The program is for kids between the ages of four and 18 and helps families with the costs associated with registration, equipment and/or transportation for sports.
Jumpstart provides financial assistance for families who can’t afford to enroll their kids in organized sport, and has helped more than 730,000 kids in the past nine years. One hundred per cent of every donation stays in the community in which it was made.
With the help of Jumpstart, all three boys played football and baseball.
Asking for help can be difficult.
“They definitely had to overcome that,” she explained about any stigma about needing help.

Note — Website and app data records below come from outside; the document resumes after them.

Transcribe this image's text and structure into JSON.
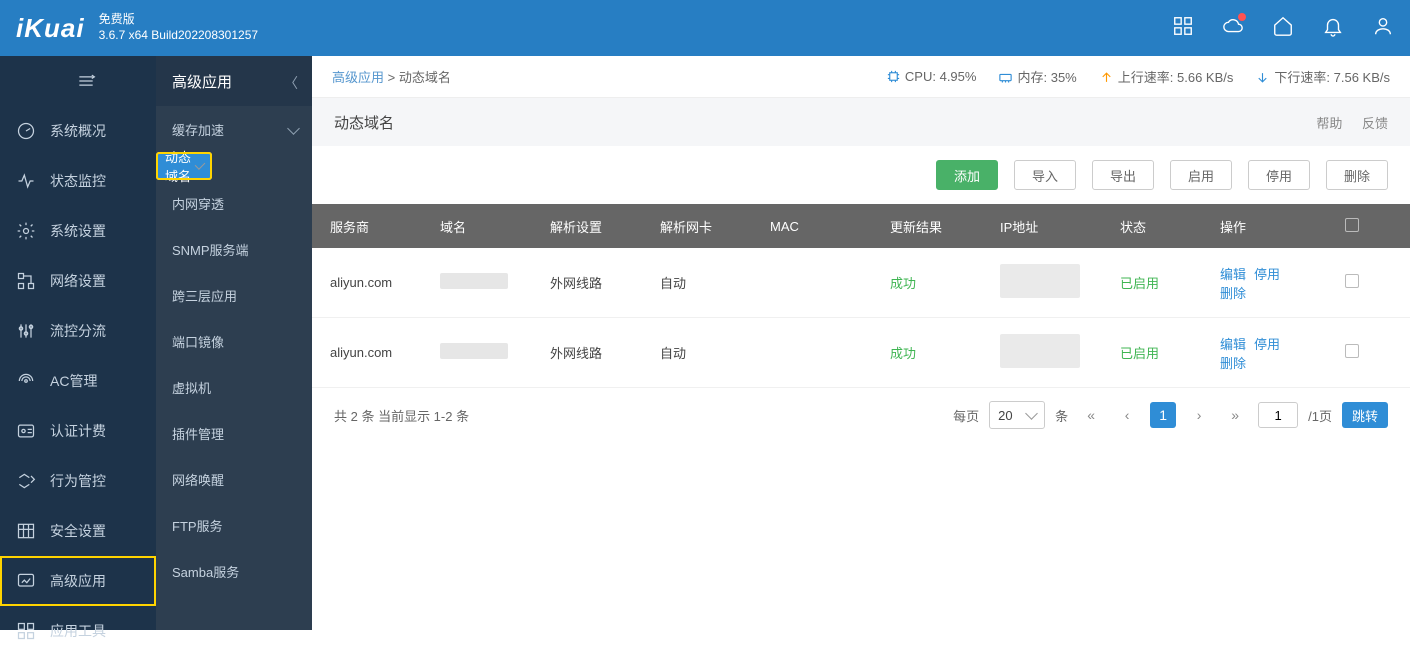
{
  "header": {
    "logo": "iKuai",
    "edition": "免费版",
    "build": "3.6.7 x64 Build202208301257"
  },
  "nav1": [
    {
      "key": "overview",
      "label": "系统概况"
    },
    {
      "key": "monitor",
      "label": "状态监控"
    },
    {
      "key": "settings",
      "label": "系统设置"
    },
    {
      "key": "network",
      "label": "网络设置"
    },
    {
      "key": "flow",
      "label": "流控分流"
    },
    {
      "key": "ac",
      "label": "AC管理"
    },
    {
      "key": "auth",
      "label": "认证计费"
    },
    {
      "key": "behavior",
      "label": "行为管控"
    },
    {
      "key": "security",
      "label": "安全设置"
    },
    {
      "key": "advanced",
      "label": "高级应用"
    },
    {
      "key": "tools",
      "label": "应用工具"
    }
  ],
  "nav2": {
    "title": "高级应用",
    "items": [
      {
        "label": "缓存加速",
        "caret": true
      },
      {
        "label": "动态域名",
        "selected": true
      },
      {
        "label": "内网穿透"
      },
      {
        "label": "SNMP服务端"
      },
      {
        "label": "跨三层应用"
      },
      {
        "label": "端口镜像"
      },
      {
        "label": "虚拟机"
      },
      {
        "label": "插件管理"
      },
      {
        "label": "网络唤醒"
      },
      {
        "label": "FTP服务"
      },
      {
        "label": "Samba服务"
      }
    ]
  },
  "breadcrumb": {
    "a": "高级应用",
    "sep": ">",
    "b": "动态域名"
  },
  "stats": {
    "cpu_label": "CPU:",
    "cpu": "4.95%",
    "mem_label": "内存:",
    "mem": "35%",
    "up_label": "上行速率:",
    "up": "5.66 KB/s",
    "down_label": "下行速率:",
    "down": "7.56 KB/s"
  },
  "page": {
    "title": "动态域名",
    "help": "帮助",
    "feedback": "反馈"
  },
  "toolbar": {
    "add": "添加",
    "import": "导入",
    "export": "导出",
    "enable": "启用",
    "disable": "停用",
    "delete": "删除"
  },
  "columns": {
    "provider": "服务商",
    "domain": "域名",
    "resolve": "解析设置",
    "nic": "解析网卡",
    "mac": "MAC",
    "result": "更新结果",
    "ip": "IP地址",
    "status": "状态",
    "op": "操作"
  },
  "rows": [
    {
      "provider": "aliyun.com",
      "resolve": "外网线路",
      "nic": "自动",
      "result": "成功",
      "status": "已启用",
      "ops": {
        "edit": "编辑",
        "disable": "停用",
        "delete": "删除"
      }
    },
    {
      "provider": "aliyun.com",
      "resolve": "外网线路",
      "nic": "自动",
      "result": "成功",
      "status": "已启用",
      "ops": {
        "edit": "编辑",
        "disable": "停用",
        "delete": "删除"
      }
    }
  ],
  "pager": {
    "summary": "共 2 条  当前显示 1-2 条",
    "per_label": "每页",
    "per": "20",
    "per_unit": "条",
    "current": "1",
    "pageinput": "1",
    "total": "/1页",
    "jump": "跳转"
  }
}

“It was hard for them to have to use second-hand equipment, it was hard for them to not have the nicer clothes or sports equipment or whatever, but that being said, they all excelled and became better young men because of sports.”
They were also helped by the local associations, who sometimes didn’t make them pay the registration costs if the family was short, Renee added.
“They never knew how I managed to get them into sports,” Renee said. “That being said, I always made them aware that there was a lot of generosity that made it possible for them.”
Reagan, the youngest, excelled the most of the three, especially in football with the Langley Minor Football Association and at Rick Hansen Secondary.
The 19-year-old is still involved in football, hoping to play junior this season. And he knows that without Jumpstart, none of this may have happened.
“Without Jumpstart and the help of my coaches, I wouldn’t have been able to play,” he said.
“I love sports; they definitely give kids who don’t have much something to do. It gives them a purpose and confidence and sports are perfect for that.”